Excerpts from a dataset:
....

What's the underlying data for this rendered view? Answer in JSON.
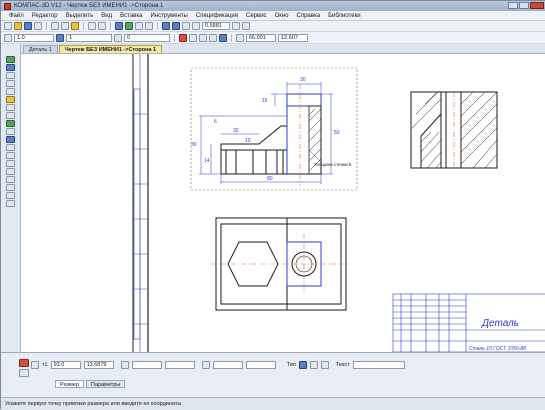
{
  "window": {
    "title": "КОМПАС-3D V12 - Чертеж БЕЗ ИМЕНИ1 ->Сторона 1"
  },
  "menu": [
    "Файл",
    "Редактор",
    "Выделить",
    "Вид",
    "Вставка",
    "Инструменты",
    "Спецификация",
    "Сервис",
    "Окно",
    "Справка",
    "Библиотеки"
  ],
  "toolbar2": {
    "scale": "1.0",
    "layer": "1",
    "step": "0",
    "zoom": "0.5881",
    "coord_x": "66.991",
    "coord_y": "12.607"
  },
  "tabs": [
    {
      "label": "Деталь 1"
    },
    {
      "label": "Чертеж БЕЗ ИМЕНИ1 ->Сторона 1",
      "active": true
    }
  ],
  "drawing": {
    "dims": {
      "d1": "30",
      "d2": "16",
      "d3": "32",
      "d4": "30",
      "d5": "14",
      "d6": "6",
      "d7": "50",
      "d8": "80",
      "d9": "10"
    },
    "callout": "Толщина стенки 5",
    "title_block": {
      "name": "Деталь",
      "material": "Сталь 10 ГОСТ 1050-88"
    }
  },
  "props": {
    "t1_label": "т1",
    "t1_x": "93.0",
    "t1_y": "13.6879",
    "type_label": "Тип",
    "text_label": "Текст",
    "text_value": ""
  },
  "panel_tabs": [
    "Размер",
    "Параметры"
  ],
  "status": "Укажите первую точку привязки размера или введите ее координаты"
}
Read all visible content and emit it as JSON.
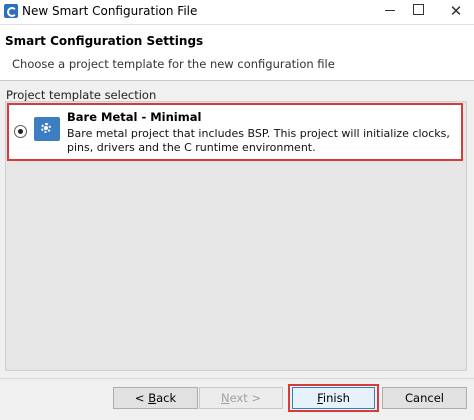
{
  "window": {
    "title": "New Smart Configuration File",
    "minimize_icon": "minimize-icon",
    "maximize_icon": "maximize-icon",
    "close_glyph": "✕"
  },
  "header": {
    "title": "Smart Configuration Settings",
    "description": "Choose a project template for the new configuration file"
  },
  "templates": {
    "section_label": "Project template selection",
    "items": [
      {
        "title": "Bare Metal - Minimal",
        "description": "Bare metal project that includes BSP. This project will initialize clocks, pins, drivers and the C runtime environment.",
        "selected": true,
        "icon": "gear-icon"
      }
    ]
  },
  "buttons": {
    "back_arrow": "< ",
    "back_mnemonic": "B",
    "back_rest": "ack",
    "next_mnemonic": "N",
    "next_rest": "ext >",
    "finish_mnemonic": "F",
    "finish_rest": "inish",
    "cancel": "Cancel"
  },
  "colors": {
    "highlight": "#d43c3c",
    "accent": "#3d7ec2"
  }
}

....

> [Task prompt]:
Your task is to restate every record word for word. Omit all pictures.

> [Expected answer]:
What's the underlying data for this rendered view? Answer in JSON.
{
  "window": {
    "title": "КОМПАС-3D V12 - Чертеж БЕЗ ИМЕНИ1 ->Сторона 1"
  },
  "menu": [
    "Файл",
    "Редактор",
    "Выделить",
    "Вид",
    "Вставка",
    "Инструменты",
    "Спецификация",
    "Сервис",
    "Окно",
    "Справка",
    "Библиотеки"
  ],
  "toolbar2": {
    "scale": "1.0",
    "layer": "1",
    "step": "0",
    "zoom": "0.5881",
    "coord_x": "66.991",
    "coord_y": "12.607"
  },
  "tabs": [
    {
      "label": "Деталь 1"
    },
    {
      "label": "Чертеж БЕЗ ИМЕНИ1 ->Сторона 1",
      "active": true
    }
  ],
  "drawing": {
    "dims": {
      "d1": "30",
      "d2": "16",
      "d3": "32",
      "d4": "30",
      "d5": "14",
      "d6": "6",
      "d7": "50",
      "d8": "80",
      "d9": "10"
    },
    "callout": "Толщина стенки 5",
    "title_block": {
      "name": "Деталь",
      "material": "Сталь 10 ГОСТ 1050-88"
    }
  },
  "props": {
    "t1_label": "т1",
    "t1_x": "93.0",
    "t1_y": "13.6879",
    "type_label": "Тип",
    "text_label": "Текст",
    "text_value": ""
  },
  "panel_tabs": [
    "Размер",
    "Параметры"
  ],
  "status": "Укажите первую точку привязки размера или введите ее координаты"
}
Read all visible content and emit it as JSON.
{
  "window": {
    "title": "New Smart Configuration File",
    "minimize_icon": "minimize-icon",
    "maximize_icon": "maximize-icon",
    "close_glyph": "✕"
  },
  "header": {
    "title": "Smart Configuration Settings",
    "description": "Choose a project template for the new configuration file"
  },
  "templates": {
    "section_label": "Project template selection",
    "items": [
      {
        "title": "Bare Metal - Minimal",
        "description": "Bare metal project that includes BSP. This project will initialize clocks, pins, drivers and the C runtime environment.",
        "selected": true,
        "icon": "gear-icon"
      }
    ]
  },
  "buttons": {
    "back_arrow": "< ",
    "back_mnemonic": "B",
    "back_rest": "ack",
    "next_mnemonic": "N",
    "next_rest": "ext >",
    "finish_mnemonic": "F",
    "finish_rest": "inish",
    "cancel": "Cancel"
  },
  "colors": {
    "highlight": "#d43c3c",
    "accent": "#3d7ec2"
  }
}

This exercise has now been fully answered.